Moscow confirmed yesterday that its warplanes flew over separatist-controlled Georgian territory this week to “let hot heads in Tbilisi cool down,” prompting a furious Georgian government to recall its ambassador to Russia.

The Georgian Defense Ministry claimed on Wednesday to have radar evidence of four Russian fighter planes crossing into Georgian airspace the night before.

Moscow says they had reason to believe Georgia was ready to mount an operation in South Ossetia to free four soldiers held by the separatist authorities.

“For clarification of situation, Russian Air Force planes made a short flight over the territory of [secessionist South Ossetia]. As further development of the situation showed, this step let hot heads in Tbilisi cool down and prevent the development of the situation by a forceful scenario, the possibility of which was very high,” read a statement from the Russian Foreign Affairs Ministry.

Georgian peacekeeper commander Mamuka Kurashvili leveled “threats and insults” against the de facto South Ossetian capital while speaking on the phone with the Russian commander of the peacekeeping forces in the region, the Russian statement asserted.

“There was a necessity to act instantaneously and decisively, to prevent bloodshed and keep the situation in the lawful, peaceful framework.”

Moscow’s acknowledgement of what amounts to a military violation of Georgia’s legal borders is an extraordinary and tension-raising admission which analysts say is meant to assert Russian dominance in regional security.

The statement, released late yesterday afternoon as United States Secretary of State Condoleezza Rice wrapped up her brief visit to Tbilisi, drew a prompt and angered response from Georgian officials.

“An unprecedented thing has happened—for the first time, the aggressor country openly stated that they conducted an act of aggression,” said Foreign Minister Eka Tkeshelashvili at an 8 p.m. briefing televised live.

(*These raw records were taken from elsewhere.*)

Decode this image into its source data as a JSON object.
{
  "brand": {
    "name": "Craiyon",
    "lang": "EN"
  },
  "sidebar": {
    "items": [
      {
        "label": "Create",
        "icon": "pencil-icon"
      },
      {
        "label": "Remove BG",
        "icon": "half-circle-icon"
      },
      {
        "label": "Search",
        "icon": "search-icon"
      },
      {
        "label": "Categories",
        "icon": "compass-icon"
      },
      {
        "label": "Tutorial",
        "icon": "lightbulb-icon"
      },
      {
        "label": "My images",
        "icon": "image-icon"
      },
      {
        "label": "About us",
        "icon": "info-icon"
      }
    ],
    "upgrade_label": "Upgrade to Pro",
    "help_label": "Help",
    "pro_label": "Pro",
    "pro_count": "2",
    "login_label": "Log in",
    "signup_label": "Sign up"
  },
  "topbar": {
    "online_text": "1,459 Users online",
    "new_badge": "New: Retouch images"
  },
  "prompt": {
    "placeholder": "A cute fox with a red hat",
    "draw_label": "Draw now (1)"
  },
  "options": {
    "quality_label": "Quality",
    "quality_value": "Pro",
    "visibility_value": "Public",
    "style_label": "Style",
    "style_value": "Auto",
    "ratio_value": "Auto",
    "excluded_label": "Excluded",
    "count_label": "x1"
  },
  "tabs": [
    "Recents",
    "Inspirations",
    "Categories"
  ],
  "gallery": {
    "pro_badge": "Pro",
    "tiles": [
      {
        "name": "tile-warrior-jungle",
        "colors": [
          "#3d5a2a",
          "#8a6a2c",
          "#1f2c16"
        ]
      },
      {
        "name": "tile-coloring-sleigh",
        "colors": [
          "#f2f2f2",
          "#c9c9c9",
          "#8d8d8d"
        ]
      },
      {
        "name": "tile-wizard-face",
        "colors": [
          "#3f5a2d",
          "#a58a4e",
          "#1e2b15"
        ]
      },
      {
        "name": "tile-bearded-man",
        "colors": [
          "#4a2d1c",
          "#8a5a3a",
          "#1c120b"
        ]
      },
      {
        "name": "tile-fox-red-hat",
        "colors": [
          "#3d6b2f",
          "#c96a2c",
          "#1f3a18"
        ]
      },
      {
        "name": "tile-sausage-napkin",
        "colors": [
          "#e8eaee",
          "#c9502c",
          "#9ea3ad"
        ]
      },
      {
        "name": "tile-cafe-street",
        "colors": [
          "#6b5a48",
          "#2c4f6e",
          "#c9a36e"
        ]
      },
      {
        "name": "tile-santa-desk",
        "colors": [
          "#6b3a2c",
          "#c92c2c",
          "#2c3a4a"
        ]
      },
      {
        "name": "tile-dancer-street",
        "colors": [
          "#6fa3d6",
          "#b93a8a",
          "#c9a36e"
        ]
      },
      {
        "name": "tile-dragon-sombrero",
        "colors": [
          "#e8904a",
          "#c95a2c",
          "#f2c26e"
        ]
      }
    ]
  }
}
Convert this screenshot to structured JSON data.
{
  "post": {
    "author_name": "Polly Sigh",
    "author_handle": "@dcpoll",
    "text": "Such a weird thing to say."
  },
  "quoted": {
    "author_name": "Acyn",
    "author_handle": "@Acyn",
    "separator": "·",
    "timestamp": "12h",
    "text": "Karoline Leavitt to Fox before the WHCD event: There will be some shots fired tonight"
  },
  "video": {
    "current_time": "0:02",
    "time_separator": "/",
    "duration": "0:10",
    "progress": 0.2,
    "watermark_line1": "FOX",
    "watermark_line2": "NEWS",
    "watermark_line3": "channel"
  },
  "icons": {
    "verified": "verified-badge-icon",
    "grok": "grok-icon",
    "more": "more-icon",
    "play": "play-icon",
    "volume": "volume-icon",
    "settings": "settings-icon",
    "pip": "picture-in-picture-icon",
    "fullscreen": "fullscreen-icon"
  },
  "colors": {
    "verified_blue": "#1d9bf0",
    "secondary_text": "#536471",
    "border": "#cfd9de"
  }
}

Davit Bakradze, the speaker of parliament, said: “[Moscow] assumed that their impudence and impunity reached such limit, that there is no more need of investigation, no need for international reaction. They themselves can officially confirm the fact that their military aircraft violate Georgian borders.”

South Ossetian separatist leader Eduard Kokoity called the Russian flyover a “timely” decision justified by Russia's responsibility to protect its citizens.

“I just want to say that on the territory of the South Ossetian republic, 95 percent of the population are citizens of the Russian Federation,” Kokoity told Russian reporters in Moscow, where he met separately with the Abkhaz separatist leader met and the Russian foreign minister.

Tbilisi called home its ambassador to Russia for “consultations.”

“Russia has done just about all that it can do here without going so far as to recognize the separatists' independence,” says Ana Jelenkovic, an analyst who covers Georgia for Eurasia Group in New York.

Russia’s confirmation of the flyovers is not an especially severe step, she said, given that Russian planes are known to have flown over Georgian territory many times in the past, albeit typically accompanied by denials from Moscow.

“The fact that they are admitting to it today falls in line with what's been happening recently. Russia is dominating this geopolitical relationship. Georgia has US support, but in the end, Russia is in the power role. The fact that Russia made the admission on the same day that Rice discussed how the international community will become more involved is also a signal to [the US and Europe] that Russia is still very much in charge of the security situation.”

Georgian analysts read an ominous message into the flights.

“[The Russian statement] is not just irony, but also a threat that next time ‘cold showers’ may be used to cool ‘hot heads,’” said military analyst Koba Liklikadze.

It is the first time Moscow has admitted its aircraft flew into Georgian airspace since 1999, according to Liklikadze, when Moscow blamed pilot error for a bombing near the Georgian mountain village of Shatili.

Georgia last recalled its ambassador to Russia on November 7, when authorities accused Russian security services of having a hidden hand behind anti-government demonstrations which culminated in a crisis that day.